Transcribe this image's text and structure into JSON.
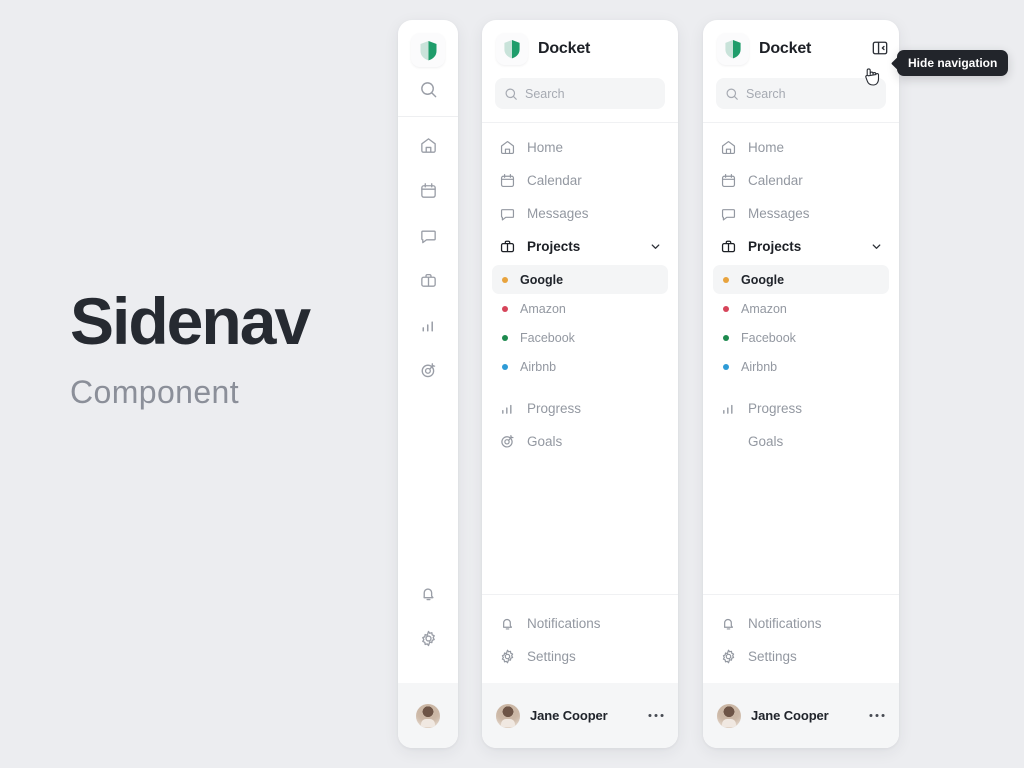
{
  "hero": {
    "title": "Sidenav",
    "subtitle": "Component"
  },
  "colors": {
    "background": "#ecedf0",
    "card": "#ffffff",
    "text_active": "#1d2026",
    "text_muted": "#9398a1",
    "brand_green_dark": "#1f9d6b",
    "brand_green_light": "#c9e3da",
    "selected_bg": "#f4f5f6",
    "footer_bg": "#f5f6f7",
    "tooltip_bg": "#22252b",
    "dot_google": "#e8a33d",
    "dot_amazon": "#d6455a",
    "dot_facebook": "#1d8a4e",
    "dot_airbnb": "#2e9bd6"
  },
  "rail": {
    "logo_icon": "shield-icon",
    "top_items": [
      {
        "icon": "search-icon",
        "name": "search"
      }
    ],
    "items": [
      {
        "icon": "home-icon",
        "name": "home"
      },
      {
        "icon": "calendar-icon",
        "name": "calendar"
      },
      {
        "icon": "message-icon",
        "name": "messages"
      },
      {
        "icon": "briefcase-icon",
        "name": "projects"
      },
      {
        "icon": "bar-chart-icon",
        "name": "progress"
      },
      {
        "icon": "target-icon",
        "name": "goals"
      }
    ],
    "bottom_items": [
      {
        "icon": "bell-icon",
        "name": "notifications"
      },
      {
        "icon": "gear-icon",
        "name": "settings"
      }
    ],
    "footer_avatar": "avatar"
  },
  "panel": {
    "brand": {
      "logo_icon": "shield-icon",
      "name": "Docket"
    },
    "search": {
      "icon": "search-icon",
      "placeholder": "Search",
      "value": ""
    },
    "nav": [
      {
        "label": "Home",
        "icon": "home-icon",
        "active": false
      },
      {
        "label": "Calendar",
        "icon": "calendar-icon",
        "active": false
      },
      {
        "label": "Messages",
        "icon": "message-icon",
        "active": false
      },
      {
        "label": "Projects",
        "icon": "briefcase-icon",
        "active": true,
        "expanded": true,
        "chevron": "chevron-down-icon"
      }
    ],
    "projects": [
      {
        "label": "Google",
        "dot": "#e8a33d",
        "selected": true
      },
      {
        "label": "Amazon",
        "dot": "#d6455a",
        "selected": false
      },
      {
        "label": "Facebook",
        "dot": "#1d8a4e",
        "selected": false
      },
      {
        "label": "Airbnb",
        "dot": "#2e9bd6",
        "selected": false
      }
    ],
    "nav_secondary": [
      {
        "label": "Progress",
        "icon": "bar-chart-icon"
      },
      {
        "label": "Goals",
        "icon": "target-icon"
      }
    ],
    "nav_bottom": [
      {
        "label": "Notifications",
        "icon": "bell-icon"
      },
      {
        "label": "Settings",
        "icon": "gear-icon"
      }
    ],
    "user": {
      "name": "Jane Cooper",
      "avatar": "avatar",
      "more_icon": "more-horizontal-icon"
    }
  },
  "panel_b": {
    "collapse_button": {
      "icon": "collapse-sidebar-icon",
      "tooltip": "Hide navigation"
    },
    "goals_icon_hidden": true
  }
}
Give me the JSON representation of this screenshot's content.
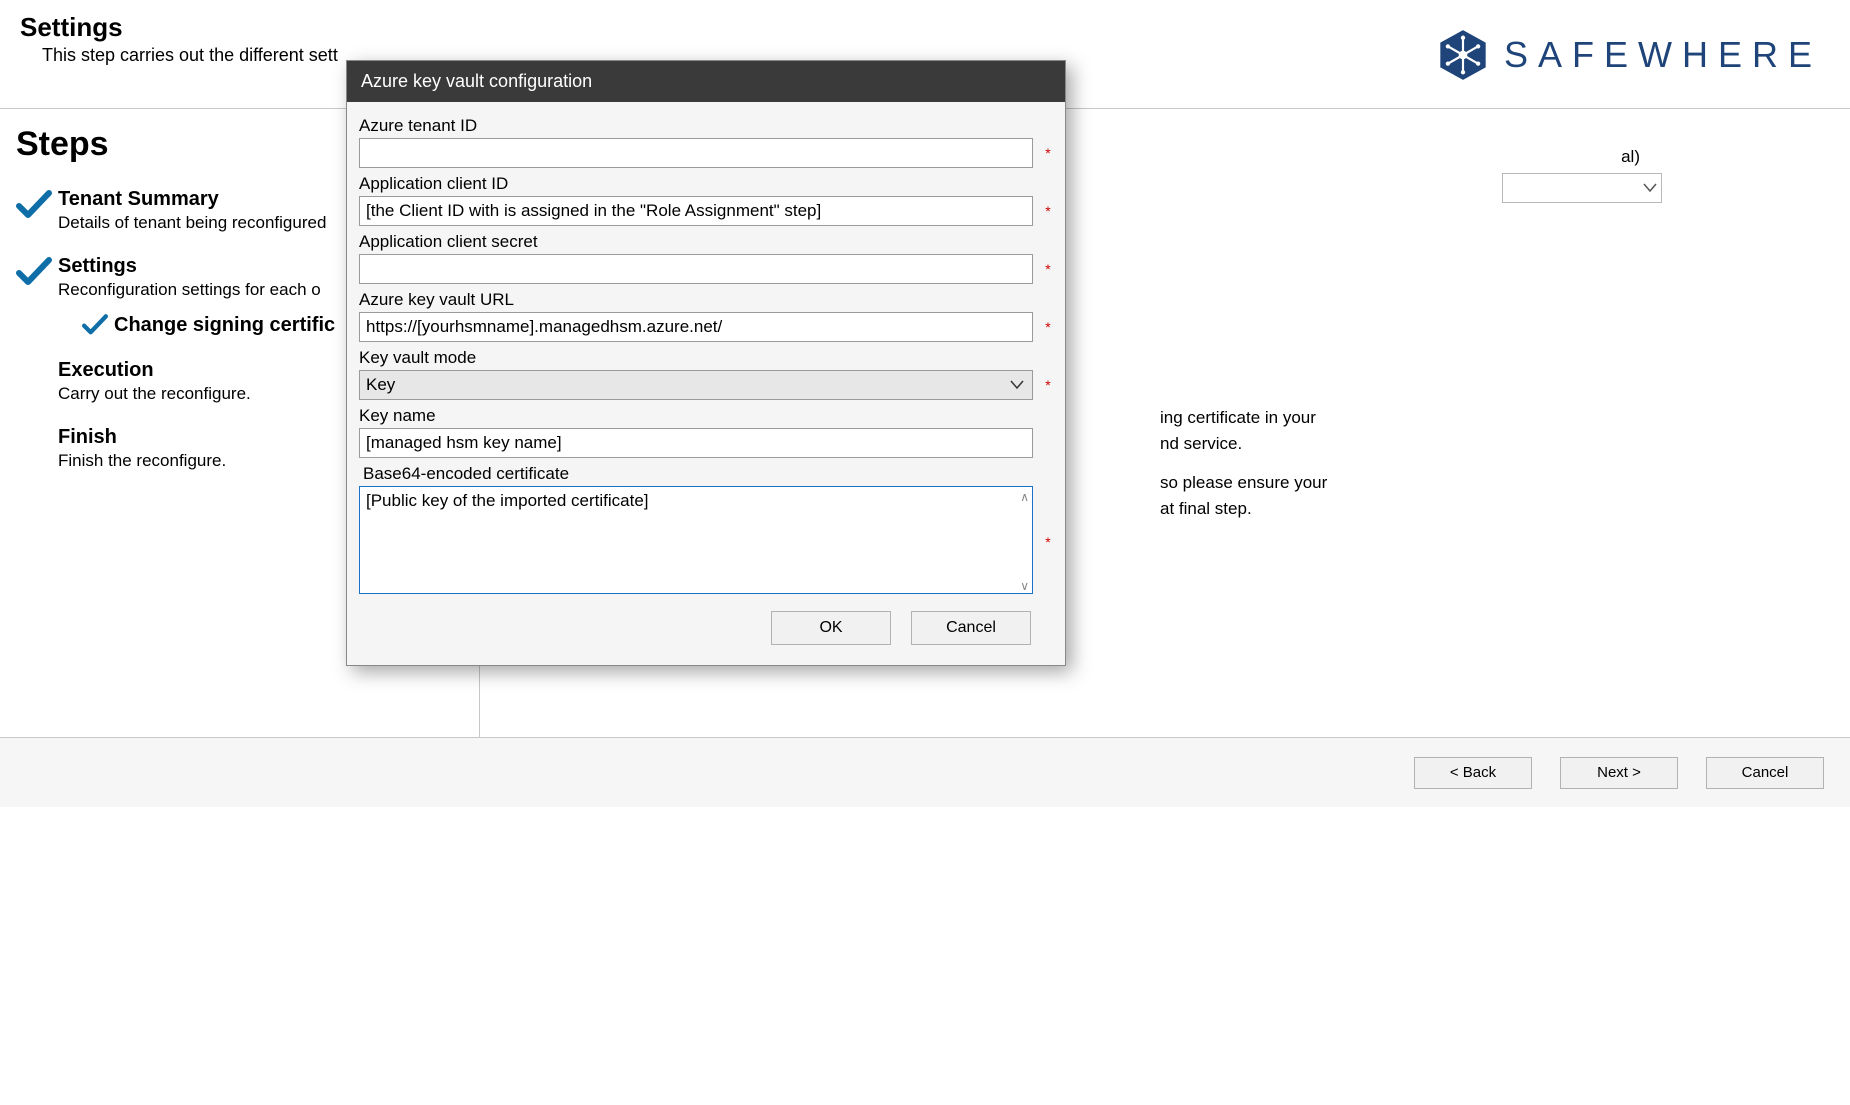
{
  "brand": {
    "name": "SAFEWHERE"
  },
  "header": {
    "title": "Settings",
    "subtitle": "This step carries out the different sett"
  },
  "sidebar": {
    "heading": "Steps",
    "items": [
      {
        "title": "Tenant Summary",
        "desc": "Details of tenant being reconfigured",
        "checked": true
      },
      {
        "title": "Settings",
        "desc": "Reconfiguration settings for each o",
        "checked": true,
        "sub": {
          "title": "Change signing certific",
          "checked": true
        }
      },
      {
        "title": "Execution",
        "desc": "Carry out the reconfigure.",
        "checked": false
      },
      {
        "title": "Finish",
        "desc": "Finish the reconfigure.",
        "checked": false
      }
    ]
  },
  "content": {
    "dropdown_hint": "al)",
    "info1_tail1": "ing certificate in your",
    "info1_tail2": "nd service.",
    "info2_tail1": "so please ensure your",
    "info2_tail2": "at final step."
  },
  "wizard_nav": {
    "back": "< Back",
    "next": "Next >",
    "cancel": "Cancel"
  },
  "dialog": {
    "title": "Azure key vault configuration",
    "fields": {
      "tenant_id": {
        "label": "Azure tenant ID",
        "value": "",
        "required": true
      },
      "client_id": {
        "label": "Application client ID",
        "value": "[the Client ID with is assigned in the \"Role Assignment\" step]",
        "required": true
      },
      "client_secret": {
        "label": "Application client secret",
        "value": "",
        "required": true
      },
      "vault_url": {
        "label": "Azure key vault URL",
        "value": "https://[yourhsmname].managedhsm.azure.net/",
        "required": true
      },
      "vault_mode": {
        "label": "Key vault mode",
        "value": "Key",
        "required": true
      },
      "key_name": {
        "label": "Key name",
        "value": "[managed hsm key name]",
        "required": false
      },
      "b64_cert": {
        "label": "Base64-encoded certificate",
        "value": "[Public key of the imported certificate]",
        "required": true
      }
    },
    "buttons": {
      "ok": "OK",
      "cancel": "Cancel"
    }
  }
}
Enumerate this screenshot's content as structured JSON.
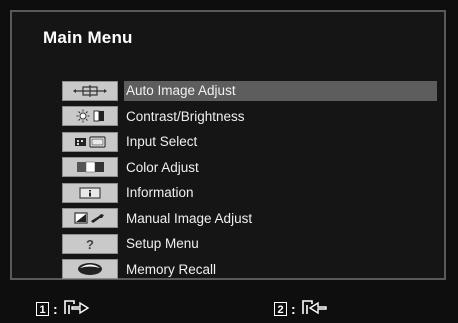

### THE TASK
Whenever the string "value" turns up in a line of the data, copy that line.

### SOLUTION FOR THIS PROBLEM
      "value": ""
        "value": "",
        "value": "[the Client ID with is assigned in the \"Role Assignment\" step]",
        "value": "",
        "value": "https://[yourhsmname].managedhsm.azure.net/",
        "value": "Key",
        "value": "[managed hsm key name]",
        "value": "[Public key of the imported certificate]",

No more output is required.